Of course, such practices benefit only bureaucratic number-jugglers, lazy judges, undeserving disability claimants, and the greedy attorneys who are seeking a hefty cut of that first big benefits check. Meanwhile, taxpayers are milked, and the disability system becomes more fiscally fragile, a development that will inevitably hurt those who truly merit benefits.
A successful claimant can expect to draw around $300,000 over his or her lifetime, which adds up fast. The judges identified as rubber-stampers in the report have awarded approximately $153 billion in lifetime benefits between 2005 and 2013 alone.
A 2013 Senate report estimated that one-fourth of disability benefits were improperly awarded. With that in mind, it’s little wonder that today, more than six in 100 American “workers” are on Social Security disability, whereas 25 years ago, fewer than three were.
But as beneficiaries who could provide for themselves choose instead, and are permitted, to drain off the system, they’re contributing to the financial ruin of the SSA’s disability program. The fund’s trustees are saying that by 2016, it will run out of money to pay all the existing disability claims.
Marilyn Zahm, vice president of the Association of Administrative Law Judges, recently observed that “if the American public knew what was going on in our [SSA disability] system, half would be outraged, and the other half would apply for benefits.” The latter is happening. The former hasn’t yet. This noteworthy report could help fix both those problems.
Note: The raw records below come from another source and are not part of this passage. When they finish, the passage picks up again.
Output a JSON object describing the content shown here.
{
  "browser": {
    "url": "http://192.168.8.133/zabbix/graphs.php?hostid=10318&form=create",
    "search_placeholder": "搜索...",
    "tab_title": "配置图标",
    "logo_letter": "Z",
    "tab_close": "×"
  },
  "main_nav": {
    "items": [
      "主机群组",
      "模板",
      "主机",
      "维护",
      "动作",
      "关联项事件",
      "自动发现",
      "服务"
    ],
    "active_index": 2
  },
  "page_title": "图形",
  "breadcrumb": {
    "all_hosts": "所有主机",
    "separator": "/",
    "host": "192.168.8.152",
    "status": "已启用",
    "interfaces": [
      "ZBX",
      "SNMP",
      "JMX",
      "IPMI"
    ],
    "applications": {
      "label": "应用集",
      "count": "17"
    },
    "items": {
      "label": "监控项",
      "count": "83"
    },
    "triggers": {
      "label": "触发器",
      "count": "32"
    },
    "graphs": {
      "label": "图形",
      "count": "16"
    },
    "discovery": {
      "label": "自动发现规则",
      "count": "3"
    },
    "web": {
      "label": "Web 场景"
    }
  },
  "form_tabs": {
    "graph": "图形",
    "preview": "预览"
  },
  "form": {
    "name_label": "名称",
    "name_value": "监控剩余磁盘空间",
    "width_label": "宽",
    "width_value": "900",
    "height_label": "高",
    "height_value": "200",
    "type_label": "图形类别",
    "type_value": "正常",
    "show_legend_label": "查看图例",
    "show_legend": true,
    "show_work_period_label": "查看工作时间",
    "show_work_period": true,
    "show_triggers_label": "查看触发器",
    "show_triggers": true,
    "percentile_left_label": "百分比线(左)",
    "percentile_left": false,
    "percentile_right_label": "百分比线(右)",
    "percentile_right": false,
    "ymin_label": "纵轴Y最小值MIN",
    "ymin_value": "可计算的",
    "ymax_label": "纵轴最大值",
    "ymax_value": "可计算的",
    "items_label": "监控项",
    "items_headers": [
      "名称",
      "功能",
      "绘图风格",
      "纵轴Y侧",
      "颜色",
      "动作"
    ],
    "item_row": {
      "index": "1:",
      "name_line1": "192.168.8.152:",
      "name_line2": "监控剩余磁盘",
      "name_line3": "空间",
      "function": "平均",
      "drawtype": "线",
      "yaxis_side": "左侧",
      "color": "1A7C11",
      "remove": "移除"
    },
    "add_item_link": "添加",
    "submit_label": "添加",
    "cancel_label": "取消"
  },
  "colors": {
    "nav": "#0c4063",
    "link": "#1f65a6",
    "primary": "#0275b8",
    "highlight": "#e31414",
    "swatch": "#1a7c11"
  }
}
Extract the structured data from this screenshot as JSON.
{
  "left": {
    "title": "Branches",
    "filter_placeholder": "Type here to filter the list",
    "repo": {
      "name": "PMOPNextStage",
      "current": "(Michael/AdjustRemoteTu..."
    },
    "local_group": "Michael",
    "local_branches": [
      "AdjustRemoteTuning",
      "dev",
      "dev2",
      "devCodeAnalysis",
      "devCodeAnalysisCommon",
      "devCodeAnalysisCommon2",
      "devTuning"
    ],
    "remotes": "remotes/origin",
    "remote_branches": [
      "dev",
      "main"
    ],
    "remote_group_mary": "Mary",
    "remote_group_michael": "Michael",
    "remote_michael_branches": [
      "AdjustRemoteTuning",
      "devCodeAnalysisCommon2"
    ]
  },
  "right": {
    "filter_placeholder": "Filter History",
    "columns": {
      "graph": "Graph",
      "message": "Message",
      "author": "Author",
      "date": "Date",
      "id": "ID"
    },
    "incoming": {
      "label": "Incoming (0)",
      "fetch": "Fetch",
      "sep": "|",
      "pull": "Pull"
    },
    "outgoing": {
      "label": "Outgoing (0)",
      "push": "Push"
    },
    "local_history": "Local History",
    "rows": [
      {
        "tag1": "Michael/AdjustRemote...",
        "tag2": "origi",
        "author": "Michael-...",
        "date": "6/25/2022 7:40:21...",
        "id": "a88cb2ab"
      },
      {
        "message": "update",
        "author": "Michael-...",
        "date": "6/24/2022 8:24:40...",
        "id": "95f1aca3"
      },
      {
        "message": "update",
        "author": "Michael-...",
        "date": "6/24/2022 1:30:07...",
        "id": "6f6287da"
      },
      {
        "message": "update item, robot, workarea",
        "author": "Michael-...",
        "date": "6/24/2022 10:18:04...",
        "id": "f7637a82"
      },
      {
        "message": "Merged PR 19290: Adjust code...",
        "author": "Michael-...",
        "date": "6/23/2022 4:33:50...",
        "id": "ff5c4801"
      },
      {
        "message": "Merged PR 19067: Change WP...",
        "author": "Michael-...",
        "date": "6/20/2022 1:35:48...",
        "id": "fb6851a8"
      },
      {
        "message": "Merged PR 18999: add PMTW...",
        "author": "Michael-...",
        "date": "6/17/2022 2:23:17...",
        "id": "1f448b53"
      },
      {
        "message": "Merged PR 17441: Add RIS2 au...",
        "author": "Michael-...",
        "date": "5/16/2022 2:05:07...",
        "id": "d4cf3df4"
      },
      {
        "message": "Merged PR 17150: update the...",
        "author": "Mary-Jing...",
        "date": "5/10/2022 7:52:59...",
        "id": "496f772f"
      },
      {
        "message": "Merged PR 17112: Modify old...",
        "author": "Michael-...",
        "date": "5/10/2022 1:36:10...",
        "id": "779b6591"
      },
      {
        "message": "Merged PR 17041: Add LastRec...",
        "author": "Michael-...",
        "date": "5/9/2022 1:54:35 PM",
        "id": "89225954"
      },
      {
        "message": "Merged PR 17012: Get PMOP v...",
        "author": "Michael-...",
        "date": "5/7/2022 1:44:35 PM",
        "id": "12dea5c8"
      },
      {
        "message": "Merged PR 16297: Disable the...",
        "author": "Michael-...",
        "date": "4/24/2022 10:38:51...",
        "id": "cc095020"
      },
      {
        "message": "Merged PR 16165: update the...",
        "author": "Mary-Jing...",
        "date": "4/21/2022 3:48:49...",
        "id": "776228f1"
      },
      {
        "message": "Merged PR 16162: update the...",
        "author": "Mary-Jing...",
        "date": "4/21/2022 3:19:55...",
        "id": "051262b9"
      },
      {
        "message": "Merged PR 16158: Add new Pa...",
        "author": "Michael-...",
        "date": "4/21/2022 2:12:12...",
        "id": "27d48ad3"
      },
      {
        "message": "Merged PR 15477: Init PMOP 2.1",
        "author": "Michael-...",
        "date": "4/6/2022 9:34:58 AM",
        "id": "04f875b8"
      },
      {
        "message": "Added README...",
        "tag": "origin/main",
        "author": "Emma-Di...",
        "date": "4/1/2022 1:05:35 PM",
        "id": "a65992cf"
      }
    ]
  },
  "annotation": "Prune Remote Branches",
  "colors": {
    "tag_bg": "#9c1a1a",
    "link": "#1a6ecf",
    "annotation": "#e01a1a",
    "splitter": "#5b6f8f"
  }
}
— Jillian Kay Melchior is a Thomas L. Rhodes Fellow for the Franklin Center for Government and Public Integrity. She is also a senior fellow at the Independent Women’s Forum.